  68. 11 Ed. 3. for the Creation of the Duke of Cornwall, by Authority of Parliament. (The Parliament Rolls of this Year are lost, but this was held to be a Statute in the Prince's Case, 8 Rep.)- 3 R. 2. nu. 39. concerning Justices of the Peace. {N. B. There being no such Number, this is probably intended for 2 R. 2. nu. 62. for allowing Fees to Justices of the Peace ; which Conjecture is the more probable, since his Lordship adds that the Act he mentions was a profitable Law for the justices.) 8 R. 2. nu. 31. of the Jurisdiction of Constable and Marshall. (N. B. This hath been since printed.) — 20 R. 2. nu. 29. for legitimating- the Children of John Duke of Lancaster. — 5 H. 4. nu. 24. for Mustering of Men. (N. B. This hath been since printed.) — 8 H. 4. nu. 36. exempting Clergy from mustering Men. — 11 H. 4. nu. 28. against Bribery and Brocage in great Officers, Judges, &c. — 11 H. 4. nu. 63. concerning Attornies. — 6 H. 6. nu. 27. that no Man shall marry any Queen of England, without the King's Licence. (N. B. The Bishops gave a conditional Assent to this Bill, i. e. so far as the same did not swerve from the Law of God, and so as the same imported no deadly Sin) — 9 H. 6. nu. 24. concerning Fees of King's Council and other head Officers, &c.

  1. Among the Ordinances on this Roll, is-one for regulating Apparel: And it is observable that, " the Chancellor, by the King's Command, charged the Commons, at their Return into the Country, to shew and publish the Ordinance of Apparel, to the end that every one might wear Apparel agreeable thereto." This serves to explain in what Manner those Acts which were not entered on the Statute Roll, nor consequently proclaimed by the Sheriffs, were made known to the People.
  2. In this Point, the learned Judge appears to have concluded too hastily ; for we meet with the Word Prorogation on the Rolls of the eigth of Hen. 6. See Rot. Parl. 8 Hen. 6. nu. 16.
  3. The Act De Admensura Terræ has been held to be a Stat.

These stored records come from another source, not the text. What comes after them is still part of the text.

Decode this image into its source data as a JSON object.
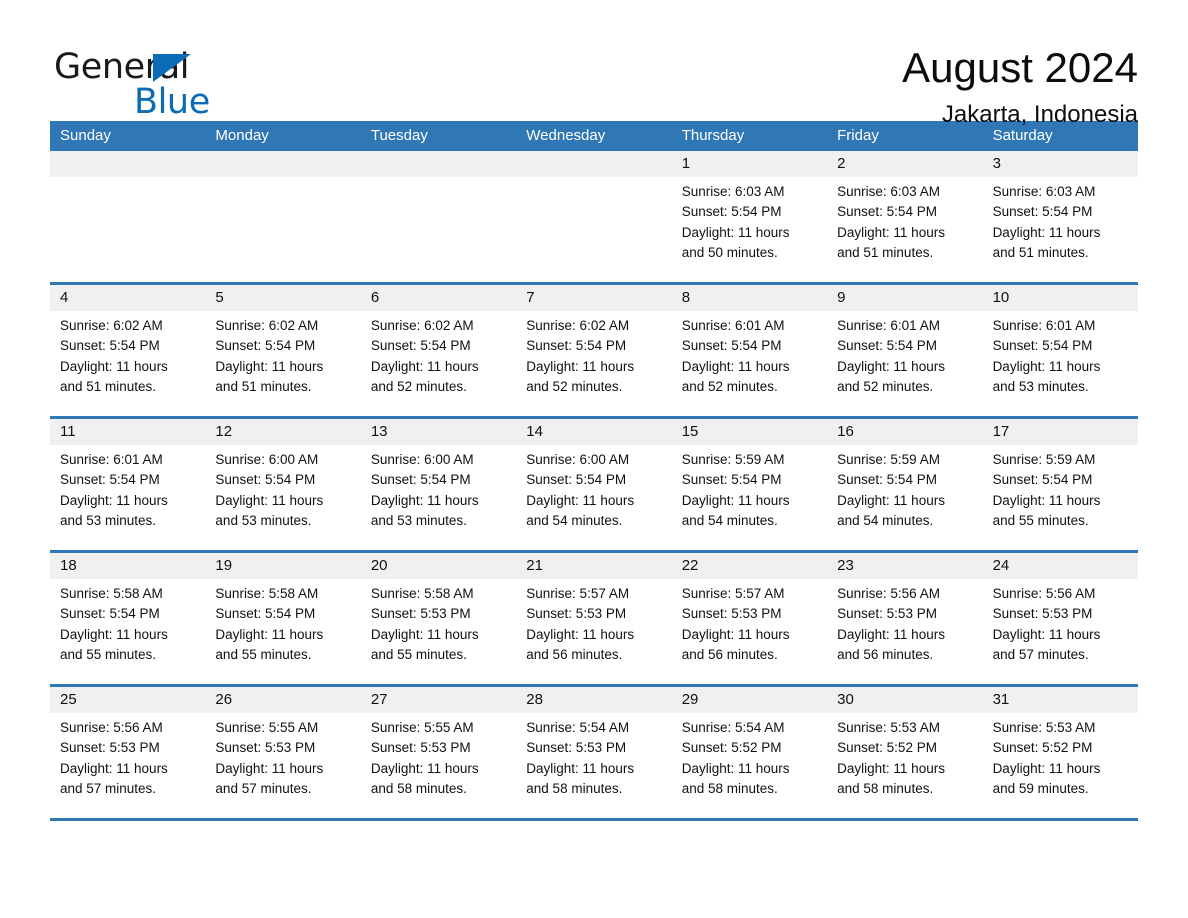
{
  "logo": {
    "word_one": "General",
    "word_two": "Blue",
    "triangle_color": "#0b6cb5"
  },
  "header": {
    "title": "August 2024",
    "subtitle": "Jakarta, Indonesia"
  },
  "theme": {
    "header_blue": "#3077b5",
    "day_band_gray": "#f0f0f0",
    "row_border_blue": "#3077b5"
  },
  "weekdays": [
    "Sunday",
    "Monday",
    "Tuesday",
    "Wednesday",
    "Thursday",
    "Friday",
    "Saturday"
  ],
  "weeks": [
    [
      {
        "date": "",
        "sunrise": "",
        "sunset": "",
        "daylight_line1": "",
        "daylight_line2": ""
      },
      {
        "date": "",
        "sunrise": "",
        "sunset": "",
        "daylight_line1": "",
        "daylight_line2": ""
      },
      {
        "date": "",
        "sunrise": "",
        "sunset": "",
        "daylight_line1": "",
        "daylight_line2": ""
      },
      {
        "date": "",
        "sunrise": "",
        "sunset": "",
        "daylight_line1": "",
        "daylight_line2": ""
      },
      {
        "date": "1",
        "sunrise": "Sunrise: 6:03 AM",
        "sunset": "Sunset: 5:54 PM",
        "daylight_line1": "Daylight: 11 hours",
        "daylight_line2": "and 50 minutes."
      },
      {
        "date": "2",
        "sunrise": "Sunrise: 6:03 AM",
        "sunset": "Sunset: 5:54 PM",
        "daylight_line1": "Daylight: 11 hours",
        "daylight_line2": "and 51 minutes."
      },
      {
        "date": "3",
        "sunrise": "Sunrise: 6:03 AM",
        "sunset": "Sunset: 5:54 PM",
        "daylight_line1": "Daylight: 11 hours",
        "daylight_line2": "and 51 minutes."
      }
    ],
    [
      {
        "date": "4",
        "sunrise": "Sunrise: 6:02 AM",
        "sunset": "Sunset: 5:54 PM",
        "daylight_line1": "Daylight: 11 hours",
        "daylight_line2": "and 51 minutes."
      },
      {
        "date": "5",
        "sunrise": "Sunrise: 6:02 AM",
        "sunset": "Sunset: 5:54 PM",
        "daylight_line1": "Daylight: 11 hours",
        "daylight_line2": "and 51 minutes."
      },
      {
        "date": "6",
        "sunrise": "Sunrise: 6:02 AM",
        "sunset": "Sunset: 5:54 PM",
        "daylight_line1": "Daylight: 11 hours",
        "daylight_line2": "and 52 minutes."
      },
      {
        "date": "7",
        "sunrise": "Sunrise: 6:02 AM",
        "sunset": "Sunset: 5:54 PM",
        "daylight_line1": "Daylight: 11 hours",
        "daylight_line2": "and 52 minutes."
      },
      {
        "date": "8",
        "sunrise": "Sunrise: 6:01 AM",
        "sunset": "Sunset: 5:54 PM",
        "daylight_line1": "Daylight: 11 hours",
        "daylight_line2": "and 52 minutes."
      },
      {
        "date": "9",
        "sunrise": "Sunrise: 6:01 AM",
        "sunset": "Sunset: 5:54 PM",
        "daylight_line1": "Daylight: 11 hours",
        "daylight_line2": "and 52 minutes."
      },
      {
        "date": "10",
        "sunrise": "Sunrise: 6:01 AM",
        "sunset": "Sunset: 5:54 PM",
        "daylight_line1": "Daylight: 11 hours",
        "daylight_line2": "and 53 minutes."
      }
    ],
    [
      {
        "date": "11",
        "sunrise": "Sunrise: 6:01 AM",
        "sunset": "Sunset: 5:54 PM",
        "daylight_line1": "Daylight: 11 hours",
        "daylight_line2": "and 53 minutes."
      },
      {
        "date": "12",
        "sunrise": "Sunrise: 6:00 AM",
        "sunset": "Sunset: 5:54 PM",
        "daylight_line1": "Daylight: 11 hours",
        "daylight_line2": "and 53 minutes."
      },
      {
        "date": "13",
        "sunrise": "Sunrise: 6:00 AM",
        "sunset": "Sunset: 5:54 PM",
        "daylight_line1": "Daylight: 11 hours",
        "daylight_line2": "and 53 minutes."
      },
      {
        "date": "14",
        "sunrise": "Sunrise: 6:00 AM",
        "sunset": "Sunset: 5:54 PM",
        "daylight_line1": "Daylight: 11 hours",
        "daylight_line2": "and 54 minutes."
      },
      {
        "date": "15",
        "sunrise": "Sunrise: 5:59 AM",
        "sunset": "Sunset: 5:54 PM",
        "daylight_line1": "Daylight: 11 hours",
        "daylight_line2": "and 54 minutes."
      },
      {
        "date": "16",
        "sunrise": "Sunrise: 5:59 AM",
        "sunset": "Sunset: 5:54 PM",
        "daylight_line1": "Daylight: 11 hours",
        "daylight_line2": "and 54 minutes."
      },
      {
        "date": "17",
        "sunrise": "Sunrise: 5:59 AM",
        "sunset": "Sunset: 5:54 PM",
        "daylight_line1": "Daylight: 11 hours",
        "daylight_line2": "and 55 minutes."
      }
    ],
    [
      {
        "date": "18",
        "sunrise": "Sunrise: 5:58 AM",
        "sunset": "Sunset: 5:54 PM",
        "daylight_line1": "Daylight: 11 hours",
        "daylight_line2": "and 55 minutes."
      },
      {
        "date": "19",
        "sunrise": "Sunrise: 5:58 AM",
        "sunset": "Sunset: 5:54 PM",
        "daylight_line1": "Daylight: 11 hours",
        "daylight_line2": "and 55 minutes."
      },
      {
        "date": "20",
        "sunrise": "Sunrise: 5:58 AM",
        "sunset": "Sunset: 5:53 PM",
        "daylight_line1": "Daylight: 11 hours",
        "daylight_line2": "and 55 minutes."
      },
      {
        "date": "21",
        "sunrise": "Sunrise: 5:57 AM",
        "sunset": "Sunset: 5:53 PM",
        "daylight_line1": "Daylight: 11 hours",
        "daylight_line2": "and 56 minutes."
      },
      {
        "date": "22",
        "sunrise": "Sunrise: 5:57 AM",
        "sunset": "Sunset: 5:53 PM",
        "daylight_line1": "Daylight: 11 hours",
        "daylight_line2": "and 56 minutes."
      },
      {
        "date": "23",
        "sunrise": "Sunrise: 5:56 AM",
        "sunset": "Sunset: 5:53 PM",
        "daylight_line1": "Daylight: 11 hours",
        "daylight_line2": "and 56 minutes."
      },
      {
        "date": "24",
        "sunrise": "Sunrise: 5:56 AM",
        "sunset": "Sunset: 5:53 PM",
        "daylight_line1": "Daylight: 11 hours",
        "daylight_line2": "and 57 minutes."
      }
    ],
    [
      {
        "date": "25",
        "sunrise": "Sunrise: 5:56 AM",
        "sunset": "Sunset: 5:53 PM",
        "daylight_line1": "Daylight: 11 hours",
        "daylight_line2": "and 57 minutes."
      },
      {
        "date": "26",
        "sunrise": "Sunrise: 5:55 AM",
        "sunset": "Sunset: 5:53 PM",
        "daylight_line1": "Daylight: 11 hours",
        "daylight_line2": "and 57 minutes."
      },
      {
        "date": "27",
        "sunrise": "Sunrise: 5:55 AM",
        "sunset": "Sunset: 5:53 PM",
        "daylight_line1": "Daylight: 11 hours",
        "daylight_line2": "and 58 minutes."
      },
      {
        "date": "28",
        "sunrise": "Sunrise: 5:54 AM",
        "sunset": "Sunset: 5:53 PM",
        "daylight_line1": "Daylight: 11 hours",
        "daylight_line2": "and 58 minutes."
      },
      {
        "date": "29",
        "sunrise": "Sunrise: 5:54 AM",
        "sunset": "Sunset: 5:52 PM",
        "daylight_line1": "Daylight: 11 hours",
        "daylight_line2": "and 58 minutes."
      },
      {
        "date": "30",
        "sunrise": "Sunrise: 5:53 AM",
        "sunset": "Sunset: 5:52 PM",
        "daylight_line1": "Daylight: 11 hours",
        "daylight_line2": "and 58 minutes."
      },
      {
        "date": "31",
        "sunrise": "Sunrise: 5:53 AM",
        "sunset": "Sunset: 5:52 PM",
        "daylight_line1": "Daylight: 11 hours",
        "daylight_line2": "and 59 minutes."
      }
    ]
  ]
}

See 2 Inst. 737. 1 Lord Raym. 638. But see Croke James 603. contra.